I am a mum and I work full time. I do not want to get competitive about who has it better, working mums or stay at home mums. I don’t see it as a useful debate and I think the comparison is at best unhelpful and at worst nasty. I also believe that being a mum, although brilliant, is also incredibly tough and unrelenting regardless of your employment status.
Here are some of the things which people said to me, as a working mum, while I was on maternity leave.
Things Not to Say to a Working Mum
‘You don’t want to go back to work’
This is said as a statement of fact. Actually, yes I do. I worked bloody hard to get my qualifications and I am going to use them. Secondly, financially I need to.
‘I would be so uncomfortable leaving my baby in nursery/at a childminder’
Would you? Whoopee. Did I ask for your opinion on my lifestyle choices/child care arrangements? Thought not. Of course it broke my heart a little when I first dropped my children off at nursery. It was far harder for me than either of them. They appeared totally calm. I found myself sobbing in a café where I went to supposedly enjoy ‘me-time’ without my baby. In fact, I spent the first few days sobbing in the vicinity of the nursery as I felt very lost without the person who had been quite literally attached to me for months, on the inside and out.

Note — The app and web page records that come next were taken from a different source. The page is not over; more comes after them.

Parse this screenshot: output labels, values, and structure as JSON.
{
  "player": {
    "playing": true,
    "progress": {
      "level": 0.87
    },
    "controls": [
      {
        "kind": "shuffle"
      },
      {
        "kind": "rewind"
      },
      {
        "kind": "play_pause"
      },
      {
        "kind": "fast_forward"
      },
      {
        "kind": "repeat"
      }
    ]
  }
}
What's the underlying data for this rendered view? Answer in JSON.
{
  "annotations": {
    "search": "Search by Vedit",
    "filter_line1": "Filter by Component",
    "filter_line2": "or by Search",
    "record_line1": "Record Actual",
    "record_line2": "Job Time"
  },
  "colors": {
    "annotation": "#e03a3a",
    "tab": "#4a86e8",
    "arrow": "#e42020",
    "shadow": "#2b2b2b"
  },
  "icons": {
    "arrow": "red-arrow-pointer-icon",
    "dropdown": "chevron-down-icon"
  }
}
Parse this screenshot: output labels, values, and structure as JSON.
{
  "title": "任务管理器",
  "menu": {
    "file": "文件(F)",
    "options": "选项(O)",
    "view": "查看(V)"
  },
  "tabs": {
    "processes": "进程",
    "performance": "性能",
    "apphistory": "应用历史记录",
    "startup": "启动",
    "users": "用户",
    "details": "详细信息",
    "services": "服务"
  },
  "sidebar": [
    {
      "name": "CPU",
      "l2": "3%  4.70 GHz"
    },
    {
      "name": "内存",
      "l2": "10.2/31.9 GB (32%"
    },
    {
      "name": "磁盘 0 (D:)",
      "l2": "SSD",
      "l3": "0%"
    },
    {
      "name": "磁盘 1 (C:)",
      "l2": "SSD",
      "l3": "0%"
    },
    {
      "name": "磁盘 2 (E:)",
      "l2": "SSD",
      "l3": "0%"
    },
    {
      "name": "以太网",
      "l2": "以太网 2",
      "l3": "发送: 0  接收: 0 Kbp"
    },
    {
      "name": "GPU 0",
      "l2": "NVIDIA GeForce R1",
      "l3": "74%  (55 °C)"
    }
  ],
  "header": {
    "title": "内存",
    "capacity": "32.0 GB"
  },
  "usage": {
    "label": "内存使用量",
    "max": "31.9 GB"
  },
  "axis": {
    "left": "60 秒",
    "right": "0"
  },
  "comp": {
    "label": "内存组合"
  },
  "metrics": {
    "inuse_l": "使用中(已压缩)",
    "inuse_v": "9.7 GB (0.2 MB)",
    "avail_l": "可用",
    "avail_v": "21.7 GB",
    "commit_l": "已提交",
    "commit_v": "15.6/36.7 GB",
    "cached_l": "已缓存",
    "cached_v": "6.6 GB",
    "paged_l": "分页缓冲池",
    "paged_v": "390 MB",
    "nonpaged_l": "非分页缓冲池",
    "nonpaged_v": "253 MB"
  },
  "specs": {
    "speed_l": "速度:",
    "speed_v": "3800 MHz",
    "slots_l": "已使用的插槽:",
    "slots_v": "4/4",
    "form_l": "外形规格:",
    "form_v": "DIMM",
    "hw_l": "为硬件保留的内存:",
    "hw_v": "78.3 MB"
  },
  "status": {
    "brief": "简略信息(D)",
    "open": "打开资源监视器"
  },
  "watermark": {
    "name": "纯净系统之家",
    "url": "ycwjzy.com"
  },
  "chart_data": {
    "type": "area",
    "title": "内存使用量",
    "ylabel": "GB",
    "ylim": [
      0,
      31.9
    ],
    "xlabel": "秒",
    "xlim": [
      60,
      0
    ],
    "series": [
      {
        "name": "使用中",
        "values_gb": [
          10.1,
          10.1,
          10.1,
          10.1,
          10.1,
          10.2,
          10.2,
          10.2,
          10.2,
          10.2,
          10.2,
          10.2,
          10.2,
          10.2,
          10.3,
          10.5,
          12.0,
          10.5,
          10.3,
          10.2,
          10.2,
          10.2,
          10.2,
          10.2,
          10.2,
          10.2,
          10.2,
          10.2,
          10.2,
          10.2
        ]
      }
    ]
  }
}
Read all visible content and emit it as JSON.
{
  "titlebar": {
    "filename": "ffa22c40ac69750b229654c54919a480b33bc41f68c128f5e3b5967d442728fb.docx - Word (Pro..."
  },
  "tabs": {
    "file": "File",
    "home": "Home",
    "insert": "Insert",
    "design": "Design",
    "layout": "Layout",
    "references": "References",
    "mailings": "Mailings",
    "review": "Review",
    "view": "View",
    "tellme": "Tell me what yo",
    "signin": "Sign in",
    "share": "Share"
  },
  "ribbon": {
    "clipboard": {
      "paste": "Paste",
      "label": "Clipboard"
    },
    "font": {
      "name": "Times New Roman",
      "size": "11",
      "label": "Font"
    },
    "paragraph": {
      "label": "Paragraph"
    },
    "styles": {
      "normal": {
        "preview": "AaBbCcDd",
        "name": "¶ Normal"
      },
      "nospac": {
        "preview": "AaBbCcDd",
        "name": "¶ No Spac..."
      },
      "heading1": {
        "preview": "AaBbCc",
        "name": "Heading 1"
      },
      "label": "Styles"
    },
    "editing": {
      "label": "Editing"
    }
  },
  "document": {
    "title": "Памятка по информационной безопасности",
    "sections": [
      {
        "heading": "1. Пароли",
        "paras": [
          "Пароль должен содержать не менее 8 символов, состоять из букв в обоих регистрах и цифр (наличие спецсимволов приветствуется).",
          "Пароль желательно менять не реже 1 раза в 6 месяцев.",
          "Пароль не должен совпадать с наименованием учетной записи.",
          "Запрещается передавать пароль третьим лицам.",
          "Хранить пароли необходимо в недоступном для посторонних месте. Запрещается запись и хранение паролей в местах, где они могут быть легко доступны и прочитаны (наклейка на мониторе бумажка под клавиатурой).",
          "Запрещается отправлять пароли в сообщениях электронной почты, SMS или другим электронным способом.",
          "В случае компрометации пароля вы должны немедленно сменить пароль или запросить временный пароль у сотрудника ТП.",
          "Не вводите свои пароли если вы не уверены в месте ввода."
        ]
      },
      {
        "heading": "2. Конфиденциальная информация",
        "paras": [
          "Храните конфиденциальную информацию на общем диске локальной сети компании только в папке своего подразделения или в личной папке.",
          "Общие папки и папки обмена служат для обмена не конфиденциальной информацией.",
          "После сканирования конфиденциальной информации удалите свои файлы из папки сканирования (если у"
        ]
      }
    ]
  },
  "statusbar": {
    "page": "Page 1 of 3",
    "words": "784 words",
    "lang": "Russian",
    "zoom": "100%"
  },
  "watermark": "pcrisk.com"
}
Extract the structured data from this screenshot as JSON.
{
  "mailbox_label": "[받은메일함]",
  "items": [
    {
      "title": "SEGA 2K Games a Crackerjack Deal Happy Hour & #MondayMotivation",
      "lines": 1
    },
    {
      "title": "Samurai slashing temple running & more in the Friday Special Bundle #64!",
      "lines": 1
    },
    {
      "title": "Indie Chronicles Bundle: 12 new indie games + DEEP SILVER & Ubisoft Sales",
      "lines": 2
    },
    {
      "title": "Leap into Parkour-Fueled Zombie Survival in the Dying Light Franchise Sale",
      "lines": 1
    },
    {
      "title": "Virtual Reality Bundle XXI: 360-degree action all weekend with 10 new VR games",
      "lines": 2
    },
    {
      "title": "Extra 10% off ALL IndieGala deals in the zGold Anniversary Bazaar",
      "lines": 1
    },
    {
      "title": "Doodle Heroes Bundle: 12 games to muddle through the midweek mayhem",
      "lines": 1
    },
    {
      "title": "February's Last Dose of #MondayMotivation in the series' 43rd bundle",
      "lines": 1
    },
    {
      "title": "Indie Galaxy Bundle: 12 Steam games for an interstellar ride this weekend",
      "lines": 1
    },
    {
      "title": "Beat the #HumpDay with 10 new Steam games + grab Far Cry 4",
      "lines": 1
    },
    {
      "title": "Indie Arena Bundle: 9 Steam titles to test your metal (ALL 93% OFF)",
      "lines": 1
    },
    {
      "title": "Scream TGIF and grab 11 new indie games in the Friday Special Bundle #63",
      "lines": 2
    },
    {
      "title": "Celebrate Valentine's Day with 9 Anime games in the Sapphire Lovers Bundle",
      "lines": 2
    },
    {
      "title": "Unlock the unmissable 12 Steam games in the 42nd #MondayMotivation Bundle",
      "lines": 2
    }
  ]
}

‘Your kids are in nursery full-time? Oh that is too much at his/her age, poor thing’.
Oh where to begin? Yes they are in full-time. I personally don’t think that it is ideal. If you can cover my mortgage then I will happily go part-time. Financially, the nursery offers a discount for full time. Therefore if I work 4 days, I earn less and pay more in child care which I can’t financially justify. But thanks for making me feel like crap.
‘Can’t your husband pay the bills?’
Firstly, it is not your business what I or my husband earns. Secondly, I have always earned my own money and wish to continue to do so. At the moment, with two small kids in nursery full time, our current situation is financially crucifying. However, I am playing the long game. My kids will go to school. I want them to grow up seeing that both mum and dad work/drive/cook/clean. I loved maternity leave. But I am not personally cut out to be a stay at home mum. I do not say that to imply that it is beneath me. Quite the opposite. I love my children with an intensity that frightens me at times and can literally take my breath away. But that does not mean I want/need to be with them 24/7. I do believe that my children benefit from the social interaction and stimulation of others.
‘You are not a maternal person’
Excuse me? I am a mother of two children that I love with a passion that I have yet to find the words to adequately express. How do you define maternal?
‘You don’t love your kids enough to be with them all the time?’
Please see above. I could not love my kids more. It catches me off-guard and never before have I experienced the feeling of having my heart walk and live and breathe outside my body. But it does. In my children. Also, how very dare you?!
In an ideal world, personally I would work three days a week with a tiny commute and I would have day four with my kids and day five to catch up with jobs/admin.
What this list does not reflect, is that as a person with mild cerebral palsy I cannot physically manage my two tearaways full time on my own. This does not make me happy or proud. It makes me angry and sad and, at times, cry. A lot.
Please, be kind. All of us are doing the best we can. Some days we do great, some days we get by. Being a mum is a wonderful, life-long job. It is also incredibly tough. So let’s hear it for all the mums, those who work in the home or outside it. You are tired. So tired. But you get up the next day and keep going. You are a star.
Find more MOLO blogs about being a working mum here